#### ACTION ITEM
The answer must be an exact copy of all the data below.

---------------

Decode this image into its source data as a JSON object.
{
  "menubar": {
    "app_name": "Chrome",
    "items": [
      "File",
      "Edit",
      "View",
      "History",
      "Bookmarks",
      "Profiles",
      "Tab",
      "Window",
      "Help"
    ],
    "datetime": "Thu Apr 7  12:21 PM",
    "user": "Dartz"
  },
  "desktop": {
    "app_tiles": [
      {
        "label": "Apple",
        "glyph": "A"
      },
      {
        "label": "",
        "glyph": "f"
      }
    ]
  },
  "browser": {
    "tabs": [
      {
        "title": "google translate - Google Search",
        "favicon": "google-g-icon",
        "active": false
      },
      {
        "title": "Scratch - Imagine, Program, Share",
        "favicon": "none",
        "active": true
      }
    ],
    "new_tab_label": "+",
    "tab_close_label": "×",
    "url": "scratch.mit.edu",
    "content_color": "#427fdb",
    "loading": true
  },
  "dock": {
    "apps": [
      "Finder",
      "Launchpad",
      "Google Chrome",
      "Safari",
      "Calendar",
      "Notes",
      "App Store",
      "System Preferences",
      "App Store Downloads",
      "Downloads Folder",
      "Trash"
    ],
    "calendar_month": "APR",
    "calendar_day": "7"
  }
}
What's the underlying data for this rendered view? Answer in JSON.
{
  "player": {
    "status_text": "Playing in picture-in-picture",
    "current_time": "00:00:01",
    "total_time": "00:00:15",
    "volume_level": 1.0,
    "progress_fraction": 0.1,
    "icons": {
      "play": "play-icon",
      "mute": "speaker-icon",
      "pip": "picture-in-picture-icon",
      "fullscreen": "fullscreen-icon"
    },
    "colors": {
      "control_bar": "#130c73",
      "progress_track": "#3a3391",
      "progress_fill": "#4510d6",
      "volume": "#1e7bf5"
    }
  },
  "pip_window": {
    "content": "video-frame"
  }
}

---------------

#### WRITTEN RESPONSE
Decode this image into its source data as a JSON object.
{
  "menubar": {
    "app_name": "Chrome",
    "items": [
      "File",
      "Edit",
      "View",
      "History",
      "Bookmarks",
      "Profiles",
      "Tab",
      "Window",
      "Help"
    ],
    "datetime": "Thu Apr 7  12:21 PM",
    "user": "Dartz"
  },
  "desktop": {
    "app_tiles": [
      {
        "label": "Apple",
        "glyph": "A"
      },
      {
        "label": "",
        "glyph": "f"
      }
    ]
  },
  "browser": {
    "tabs": [
      {
        "title": "google translate - Google Search",
        "favicon": "google-g-icon",
        "active": false
      },
      {
        "title": "Scratch - Imagine, Program, Share",
        "favicon": "none",
        "active": true
      }
    ],
    "new_tab_label": "+",
    "tab_close_label": "×",
    "url": "scratch.mit.edu",
    "content_color": "#427fdb",
    "loading": true
  },
  "dock": {
    "apps": [
      "Finder",
      "Launchpad",
      "Google Chrome",
      "Safari",
      "Calendar",
      "Notes",
      "App Store",
      "System Preferences",
      "App Store Downloads",
      "Downloads Folder",
      "Trash"
    ],
    "calendar_month": "APR",
    "calendar_day": "7"
  }
}
What's the underlying data for this rendered view? Answer in JSON.
{
  "player": {
    "status_text": "Playing in picture-in-picture",
    "current_time": "00:00:01",
    "total_time": "00:00:15",
    "volume_level": 1.0,
    "progress_fraction": 0.1,
    "icons": {
      "play": "play-icon",
      "mute": "speaker-icon",
      "pip": "picture-in-picture-icon",
      "fullscreen": "fullscreen-icon"
    },
    "colors": {
      "control_bar": "#130c73",
      "progress_track": "#3a3391",
      "progress_fill": "#4510d6",
      "volume": "#1e7bf5"
    }
  },
  "pip_window": {
    "content": "video-frame"
  }
}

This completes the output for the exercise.